### [Task to complete]
Copy the records below without altering a single word.
::::::
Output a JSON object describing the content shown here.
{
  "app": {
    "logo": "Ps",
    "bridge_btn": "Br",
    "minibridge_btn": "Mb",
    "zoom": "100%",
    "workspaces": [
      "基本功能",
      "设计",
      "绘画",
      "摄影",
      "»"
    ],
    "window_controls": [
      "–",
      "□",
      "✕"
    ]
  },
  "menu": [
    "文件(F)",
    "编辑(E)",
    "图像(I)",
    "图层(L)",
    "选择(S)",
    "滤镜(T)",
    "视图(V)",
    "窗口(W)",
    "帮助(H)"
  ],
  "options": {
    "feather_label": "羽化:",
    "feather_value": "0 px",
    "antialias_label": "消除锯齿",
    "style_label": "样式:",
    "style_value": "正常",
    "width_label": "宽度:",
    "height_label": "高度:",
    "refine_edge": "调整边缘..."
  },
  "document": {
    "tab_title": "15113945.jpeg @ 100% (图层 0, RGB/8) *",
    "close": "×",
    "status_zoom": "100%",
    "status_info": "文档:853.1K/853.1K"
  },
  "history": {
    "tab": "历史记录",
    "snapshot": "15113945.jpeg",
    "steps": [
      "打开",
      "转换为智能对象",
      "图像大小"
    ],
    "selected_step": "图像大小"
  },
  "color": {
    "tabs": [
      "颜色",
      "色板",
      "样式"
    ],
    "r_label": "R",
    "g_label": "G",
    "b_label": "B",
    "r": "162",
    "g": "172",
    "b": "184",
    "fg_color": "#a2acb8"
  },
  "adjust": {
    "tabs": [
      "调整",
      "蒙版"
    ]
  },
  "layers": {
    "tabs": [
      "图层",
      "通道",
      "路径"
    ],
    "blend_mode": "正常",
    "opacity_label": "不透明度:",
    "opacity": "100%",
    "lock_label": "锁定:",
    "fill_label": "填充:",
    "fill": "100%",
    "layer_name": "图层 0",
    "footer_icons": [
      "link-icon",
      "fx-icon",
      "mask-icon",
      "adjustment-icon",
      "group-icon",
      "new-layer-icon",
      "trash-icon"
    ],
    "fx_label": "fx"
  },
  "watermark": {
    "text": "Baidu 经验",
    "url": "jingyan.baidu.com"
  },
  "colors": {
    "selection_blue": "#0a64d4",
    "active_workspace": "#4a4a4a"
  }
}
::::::
### [Exercise response]
Output a JSON object describing the content shown here.
{
  "app": {
    "logo": "Ps",
    "bridge_btn": "Br",
    "minibridge_btn": "Mb",
    "zoom": "100%",
    "workspaces": [
      "基本功能",
      "设计",
      "绘画",
      "摄影",
      "»"
    ],
    "window_controls": [
      "–",
      "□",
      "✕"
    ]
  },
  "menu": [
    "文件(F)",
    "编辑(E)",
    "图像(I)",
    "图层(L)",
    "选择(S)",
    "滤镜(T)",
    "视图(V)",
    "窗口(W)",
    "帮助(H)"
  ],
  "options": {
    "feather_label": "羽化:",
    "feather_value": "0 px",
    "antialias_label": "消除锯齿",
    "style_label": "样式:",
    "style_value": "正常",
    "width_label": "宽度:",
    "height_label": "高度:",
    "refine_edge": "调整边缘..."
  },
  "document": {
    "tab_title": "15113945.jpeg @ 100% (图层 0, RGB/8) *",
    "close": "×",
    "status_zoom": "100%",
    "status_info": "文档:853.1K/853.1K"
  },
  "history": {
    "tab": "历史记录",
    "snapshot": "15113945.jpeg",
    "steps": [
      "打开",
      "转换为智能对象",
      "图像大小"
    ],
    "selected_step": "图像大小"
  },
  "color": {
    "tabs": [
      "颜色",
      "色板",
      "样式"
    ],
    "r_label": "R",
    "g_label": "G",
    "b_label": "B",
    "r": "162",
    "g": "172",
    "b": "184",
    "fg_color": "#a2acb8"
  },
  "adjust": {
    "tabs": [
      "调整",
      "蒙版"
    ]
  },
  "layers": {
    "tabs": [
      "图层",
      "通道",
      "路径"
    ],
    "blend_mode": "正常",
    "opacity_label": "不透明度:",
    "opacity": "100%",
    "lock_label": "锁定:",
    "fill_label": "填充:",
    "fill": "100%",
    "layer_name": "图层 0",
    "footer_icons": [
      "link-icon",
      "fx-icon",
      "mask-icon",
      "adjustment-icon",
      "group-icon",
      "new-layer-icon",
      "trash-icon"
    ],
    "fx_label": "fx"
  },
  "watermark": {
    "text": "Baidu 经验",
    "url": "jingyan.baidu.com"
  },
  "colors": {
    "selection_blue": "#0a64d4",
    "active_workspace": "#4a4a4a"
  }
}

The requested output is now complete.